Extract each line holding the word "followers" from the entries.

------ Information supplied ------

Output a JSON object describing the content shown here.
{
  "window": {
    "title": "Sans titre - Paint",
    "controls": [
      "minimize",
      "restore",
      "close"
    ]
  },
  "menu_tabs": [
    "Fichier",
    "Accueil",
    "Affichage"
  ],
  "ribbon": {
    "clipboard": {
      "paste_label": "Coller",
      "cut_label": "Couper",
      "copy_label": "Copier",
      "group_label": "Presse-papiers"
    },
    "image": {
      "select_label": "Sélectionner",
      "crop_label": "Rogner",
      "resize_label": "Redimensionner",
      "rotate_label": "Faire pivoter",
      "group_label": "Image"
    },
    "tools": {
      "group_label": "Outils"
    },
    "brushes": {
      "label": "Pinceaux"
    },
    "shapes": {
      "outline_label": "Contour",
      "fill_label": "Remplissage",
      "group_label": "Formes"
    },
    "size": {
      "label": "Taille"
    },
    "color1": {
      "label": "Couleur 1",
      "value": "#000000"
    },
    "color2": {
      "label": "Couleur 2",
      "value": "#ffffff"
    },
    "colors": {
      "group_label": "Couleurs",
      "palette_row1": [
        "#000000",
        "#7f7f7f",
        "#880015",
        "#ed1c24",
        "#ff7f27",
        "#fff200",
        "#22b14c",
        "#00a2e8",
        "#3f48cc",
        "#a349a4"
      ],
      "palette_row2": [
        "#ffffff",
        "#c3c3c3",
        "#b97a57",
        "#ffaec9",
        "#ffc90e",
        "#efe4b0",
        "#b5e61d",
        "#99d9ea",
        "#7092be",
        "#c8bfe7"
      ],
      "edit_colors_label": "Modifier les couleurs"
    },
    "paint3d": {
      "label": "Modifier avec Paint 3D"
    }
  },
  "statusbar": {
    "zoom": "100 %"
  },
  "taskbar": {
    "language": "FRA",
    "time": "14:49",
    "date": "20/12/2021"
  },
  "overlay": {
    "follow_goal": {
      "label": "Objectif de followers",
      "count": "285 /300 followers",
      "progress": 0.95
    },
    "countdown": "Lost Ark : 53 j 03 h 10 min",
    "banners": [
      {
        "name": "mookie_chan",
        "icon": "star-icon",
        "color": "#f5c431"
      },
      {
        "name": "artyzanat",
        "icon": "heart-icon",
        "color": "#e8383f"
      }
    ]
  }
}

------

_Answer for this exercise_.
      "label": "Objectif de followers",
      "count": "285 /300 followers",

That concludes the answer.